**Exercise brief**
What is needed is an exact copy of all the data.

**Excerpts from an interface dataset**
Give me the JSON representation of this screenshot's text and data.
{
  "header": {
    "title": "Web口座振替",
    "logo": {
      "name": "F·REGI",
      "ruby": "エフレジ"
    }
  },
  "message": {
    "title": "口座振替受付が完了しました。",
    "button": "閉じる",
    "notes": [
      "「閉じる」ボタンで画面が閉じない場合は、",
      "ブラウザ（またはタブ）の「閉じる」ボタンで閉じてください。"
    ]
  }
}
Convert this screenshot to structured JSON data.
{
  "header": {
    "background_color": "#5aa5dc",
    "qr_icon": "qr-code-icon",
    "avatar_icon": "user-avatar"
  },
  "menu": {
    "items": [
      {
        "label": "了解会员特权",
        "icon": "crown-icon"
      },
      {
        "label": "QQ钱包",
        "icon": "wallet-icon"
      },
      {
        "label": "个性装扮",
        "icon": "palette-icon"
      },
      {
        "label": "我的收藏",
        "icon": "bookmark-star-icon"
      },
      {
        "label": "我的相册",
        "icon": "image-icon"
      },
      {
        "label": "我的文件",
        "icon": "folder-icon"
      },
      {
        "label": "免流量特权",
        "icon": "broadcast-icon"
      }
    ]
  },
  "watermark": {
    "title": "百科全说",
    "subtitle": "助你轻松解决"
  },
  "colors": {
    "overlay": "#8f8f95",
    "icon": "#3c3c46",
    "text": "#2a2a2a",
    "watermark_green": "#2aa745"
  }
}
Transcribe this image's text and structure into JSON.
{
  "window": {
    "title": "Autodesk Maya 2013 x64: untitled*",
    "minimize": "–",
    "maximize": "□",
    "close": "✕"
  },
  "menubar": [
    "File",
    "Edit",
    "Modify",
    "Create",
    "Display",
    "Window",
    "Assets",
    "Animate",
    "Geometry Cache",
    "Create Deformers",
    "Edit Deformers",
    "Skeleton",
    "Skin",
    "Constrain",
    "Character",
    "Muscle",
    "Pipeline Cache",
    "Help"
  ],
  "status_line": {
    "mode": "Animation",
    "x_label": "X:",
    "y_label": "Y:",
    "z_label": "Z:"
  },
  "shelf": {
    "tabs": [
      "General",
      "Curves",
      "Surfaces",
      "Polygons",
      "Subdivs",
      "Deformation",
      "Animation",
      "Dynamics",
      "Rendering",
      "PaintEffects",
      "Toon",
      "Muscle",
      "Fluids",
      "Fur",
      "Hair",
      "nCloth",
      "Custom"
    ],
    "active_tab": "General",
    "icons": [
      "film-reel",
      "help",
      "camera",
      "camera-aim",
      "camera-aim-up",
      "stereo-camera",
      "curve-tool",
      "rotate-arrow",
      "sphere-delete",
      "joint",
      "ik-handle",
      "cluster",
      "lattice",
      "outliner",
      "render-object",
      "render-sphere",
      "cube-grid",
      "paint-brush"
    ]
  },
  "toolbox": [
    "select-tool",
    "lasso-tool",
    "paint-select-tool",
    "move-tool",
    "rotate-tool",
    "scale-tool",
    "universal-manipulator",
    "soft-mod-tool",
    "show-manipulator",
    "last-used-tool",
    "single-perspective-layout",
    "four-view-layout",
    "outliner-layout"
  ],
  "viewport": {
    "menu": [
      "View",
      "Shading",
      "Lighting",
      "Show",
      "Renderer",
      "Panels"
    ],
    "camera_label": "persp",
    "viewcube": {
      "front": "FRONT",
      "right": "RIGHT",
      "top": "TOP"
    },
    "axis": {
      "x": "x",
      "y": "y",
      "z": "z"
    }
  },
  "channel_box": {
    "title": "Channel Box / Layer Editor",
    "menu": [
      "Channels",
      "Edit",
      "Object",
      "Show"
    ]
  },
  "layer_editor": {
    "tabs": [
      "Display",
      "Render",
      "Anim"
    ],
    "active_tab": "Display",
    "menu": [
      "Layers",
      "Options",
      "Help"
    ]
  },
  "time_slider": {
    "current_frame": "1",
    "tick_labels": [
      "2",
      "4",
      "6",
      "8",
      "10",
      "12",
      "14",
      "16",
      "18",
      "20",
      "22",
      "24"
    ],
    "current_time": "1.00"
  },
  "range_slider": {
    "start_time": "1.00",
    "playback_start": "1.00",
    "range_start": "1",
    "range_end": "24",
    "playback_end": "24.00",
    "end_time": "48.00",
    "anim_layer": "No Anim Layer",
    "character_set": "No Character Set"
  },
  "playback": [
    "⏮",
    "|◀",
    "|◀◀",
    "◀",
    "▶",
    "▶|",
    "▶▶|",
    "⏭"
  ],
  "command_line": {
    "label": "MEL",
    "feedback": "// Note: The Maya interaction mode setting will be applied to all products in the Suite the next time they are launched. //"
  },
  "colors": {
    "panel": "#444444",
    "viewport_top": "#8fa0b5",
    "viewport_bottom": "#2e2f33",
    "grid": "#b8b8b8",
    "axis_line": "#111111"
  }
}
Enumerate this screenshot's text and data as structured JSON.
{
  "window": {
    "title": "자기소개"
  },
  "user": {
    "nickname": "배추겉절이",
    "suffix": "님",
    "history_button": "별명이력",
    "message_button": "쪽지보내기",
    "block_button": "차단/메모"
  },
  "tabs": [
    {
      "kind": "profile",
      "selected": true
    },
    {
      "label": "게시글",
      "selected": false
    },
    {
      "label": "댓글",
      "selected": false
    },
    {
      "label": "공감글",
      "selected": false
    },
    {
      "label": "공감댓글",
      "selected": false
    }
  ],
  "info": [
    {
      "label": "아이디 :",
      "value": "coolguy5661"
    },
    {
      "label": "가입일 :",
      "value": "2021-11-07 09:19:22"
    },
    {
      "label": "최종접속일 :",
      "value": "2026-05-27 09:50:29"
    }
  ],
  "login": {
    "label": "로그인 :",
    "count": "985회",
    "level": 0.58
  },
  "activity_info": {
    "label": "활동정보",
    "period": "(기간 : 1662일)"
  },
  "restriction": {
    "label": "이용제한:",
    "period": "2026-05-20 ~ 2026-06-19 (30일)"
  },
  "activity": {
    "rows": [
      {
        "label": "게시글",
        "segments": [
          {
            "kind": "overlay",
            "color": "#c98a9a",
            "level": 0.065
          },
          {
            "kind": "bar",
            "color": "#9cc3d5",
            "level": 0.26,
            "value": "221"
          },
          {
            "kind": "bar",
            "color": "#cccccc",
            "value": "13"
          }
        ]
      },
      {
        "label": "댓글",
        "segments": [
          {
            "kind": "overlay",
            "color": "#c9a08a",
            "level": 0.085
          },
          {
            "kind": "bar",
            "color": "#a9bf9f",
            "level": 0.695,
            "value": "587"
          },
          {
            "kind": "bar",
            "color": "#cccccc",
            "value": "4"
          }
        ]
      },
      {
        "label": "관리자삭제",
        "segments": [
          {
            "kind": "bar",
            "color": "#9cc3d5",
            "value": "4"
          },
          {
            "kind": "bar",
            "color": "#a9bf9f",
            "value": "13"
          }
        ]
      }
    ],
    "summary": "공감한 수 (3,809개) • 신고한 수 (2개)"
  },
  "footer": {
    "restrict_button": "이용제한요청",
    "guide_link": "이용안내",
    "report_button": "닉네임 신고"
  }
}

**Reply to the exercise**
Give me the JSON representation of this screenshot's text and data.
{
  "header": {
    "title": "Web口座振替",
    "logo": {
      "name": "F·REGI",
      "ruby": "エフレジ"
    }
  },
  "message": {
    "title": "口座振替受付が完了しました。",
    "button": "閉じる",
    "notes": [
      "「閉じる」ボタンで画面が閉じない場合は、",
      "ブラウザ（またはタブ）の「閉じる」ボタンで閉じてください。"
    ]
  }
}
Convert this screenshot to structured JSON data.
{
  "header": {
    "background_color": "#5aa5dc",
    "qr_icon": "qr-code-icon",
    "avatar_icon": "user-avatar"
  },
  "menu": {
    "items": [
      {
        "label": "了解会员特权",
        "icon": "crown-icon"
      },
      {
        "label": "QQ钱包",
        "icon": "wallet-icon"
      },
      {
        "label": "个性装扮",
        "icon": "palette-icon"
      },
      {
        "label": "我的收藏",
        "icon": "bookmark-star-icon"
      },
      {
        "label": "我的相册",
        "icon": "image-icon"
      },
      {
        "label": "我的文件",
        "icon": "folder-icon"
      },
      {
        "label": "免流量特权",
        "icon": "broadcast-icon"
      }
    ]
  },
  "watermark": {
    "title": "百科全说",
    "subtitle": "助你轻松解决"
  },
  "colors": {
    "overlay": "#8f8f95",
    "icon": "#3c3c46",
    "text": "#2a2a2a",
    "watermark_green": "#2aa745"
  }
}
Transcribe this image's text and structure into JSON.
{
  "window": {
    "title": "Autodesk Maya 2013 x64: untitled*",
    "minimize": "–",
    "maximize": "□",
    "close": "✕"
  },
  "menubar": [
    "File",
    "Edit",
    "Modify",
    "Create",
    "Display",
    "Window",
    "Assets",
    "Animate",
    "Geometry Cache",
    "Create Deformers",
    "Edit Deformers",
    "Skeleton",
    "Skin",
    "Constrain",
    "Character",
    "Muscle",
    "Pipeline Cache",
    "Help"
  ],
  "status_line": {
    "mode": "Animation",
    "x_label": "X:",
    "y_label": "Y:",
    "z_label": "Z:"
  },
  "shelf": {
    "tabs": [
      "General",
      "Curves",
      "Surfaces",
      "Polygons",
      "Subdivs",
      "Deformation",
      "Animation",
      "Dynamics",
      "Rendering",
      "PaintEffects",
      "Toon",
      "Muscle",
      "Fluids",
      "Fur",
      "Hair",
      "nCloth",
      "Custom"
    ],
    "active_tab": "General",
    "icons": [
      "film-reel",
      "help",
      "camera",
      "camera-aim",
      "camera-aim-up",
      "stereo-camera",
      "curve-tool",
      "rotate-arrow",
      "sphere-delete",
      "joint",
      "ik-handle",
      "cluster",
      "lattice",
      "outliner",
      "render-object",
      "render-sphere",
      "cube-grid",
      "paint-brush"
    ]
  },
  "toolbox": [
    "select-tool",
    "lasso-tool",
    "paint-select-tool",
    "move-tool",
    "rotate-tool",
    "scale-tool",
    "universal-manipulator",
    "soft-mod-tool",
    "show-manipulator",
    "last-used-tool",
    "single-perspective-layout",
    "four-view-layout",
    "outliner-layout"
  ],
  "viewport": {
    "menu": [
      "View",
      "Shading",
      "Lighting",
      "Show",
      "Renderer",
      "Panels"
    ],
    "camera_label": "persp",
    "viewcube": {
      "front": "FRONT",
      "right": "RIGHT",
      "top": "TOP"
    },
    "axis": {
      "x": "x",
      "y": "y",
      "z": "z"
    }
  },
  "channel_box": {
    "title": "Channel Box / Layer Editor",
    "menu": [
      "Channels",
      "Edit",
      "Object",
      "Show"
    ]
  },
  "layer_editor": {
    "tabs": [
      "Display",
      "Render",
      "Anim"
    ],
    "active_tab": "Display",
    "menu": [
      "Layers",
      "Options",
      "Help"
    ]
  },
  "time_slider": {
    "current_frame": "1",
    "tick_labels": [
      "2",
      "4",
      "6",
      "8",
      "10",
      "12",
      "14",
      "16",
      "18",
      "20",
      "22",
      "24"
    ],
    "current_time": "1.00"
  },
  "range_slider": {
    "start_time": "1.00",
    "playback_start": "1.00",
    "range_start": "1",
    "range_end": "24",
    "playback_end": "24.00",
    "end_time": "48.00",
    "anim_layer": "No Anim Layer",
    "character_set": "No Character Set"
  },
  "playback": [
    "⏮",
    "|◀",
    "|◀◀",
    "◀",
    "▶",
    "▶|",
    "▶▶|",
    "⏭"
  ],
  "command_line": {
    "label": "MEL",
    "feedback": "// Note: The Maya interaction mode setting will be applied to all products in the Suite the next time they are launched. //"
  },
  "colors": {
    "panel": "#444444",
    "viewport_top": "#8fa0b5",
    "viewport_bottom": "#2e2f33",
    "grid": "#b8b8b8",
    "axis_line": "#111111"
  }
}
Enumerate this screenshot's text and data as structured JSON.
{
  "window": {
    "title": "자기소개"
  },
  "user": {
    "nickname": "배추겉절이",
    "suffix": "님",
    "history_button": "별명이력",
    "message_button": "쪽지보내기",
    "block_button": "차단/메모"
  },
  "tabs": [
    {
      "kind": "profile",
      "selected": true
    },
    {
      "label": "게시글",
      "selected": false
    },
    {
      "label": "댓글",
      "selected": false
    },
    {
      "label": "공감글",
      "selected": false
    },
    {
      "label": "공감댓글",
      "selected": false
    }
  ],
  "info": [
    {
      "label": "아이디 :",
      "value": "coolguy5661"
    },
    {
      "label": "가입일 :",
      "value": "2021-11-07 09:19:22"
    },
    {
      "label": "최종접속일 :",
      "value": "2026-05-27 09:50:29"
    }
  ],
  "login": {
    "label": "로그인 :",
    "count": "985회",
    "level": 0.58
  },
  "activity_info": {
    "label": "활동정보",
    "period": "(기간 : 1662일)"
  },
  "restriction": {
    "label": "이용제한:",
    "period": "2026-05-20 ~ 2026-06-19 (30일)"
  },
  "activity": {
    "rows": [
      {
        "label": "게시글",
        "segments": [
          {
            "kind": "overlay",
            "color": "#c98a9a",
            "level": 0.065
          },
          {
            "kind": "bar",
            "color": "#9cc3d5",
            "level": 0.26,
            "value": "221"
          },
          {
            "kind": "bar",
            "color": "#cccccc",
            "value": "13"
          }
        ]
      },
      {
        "label": "댓글",
        "segments": [
          {
            "kind": "overlay",
            "color": "#c9a08a",
            "level": 0.085
          },
          {
            "kind": "bar",
            "color": "#a9bf9f",
            "level": 0.695,
            "value": "587"
          },
          {
            "kind": "bar",
            "color": "#cccccc",
            "value": "4"
          }
        ]
      },
      {
        "label": "관리자삭제",
        "segments": [
          {
            "kind": "bar",
            "color": "#9cc3d5",
            "value": "4"
          },
          {
            "kind": "bar",
            "color": "#a9bf9f",
            "value": "13"
          }
        ]
      }
    ],
    "summary": "공감한 수 (3,809개) • 신고한 수 (2개)"
  },
  "footer": {
    "restrict_button": "이용제한요청",
    "guide_link": "이용안내",
    "report_button": "닉네임 신고"
  }
}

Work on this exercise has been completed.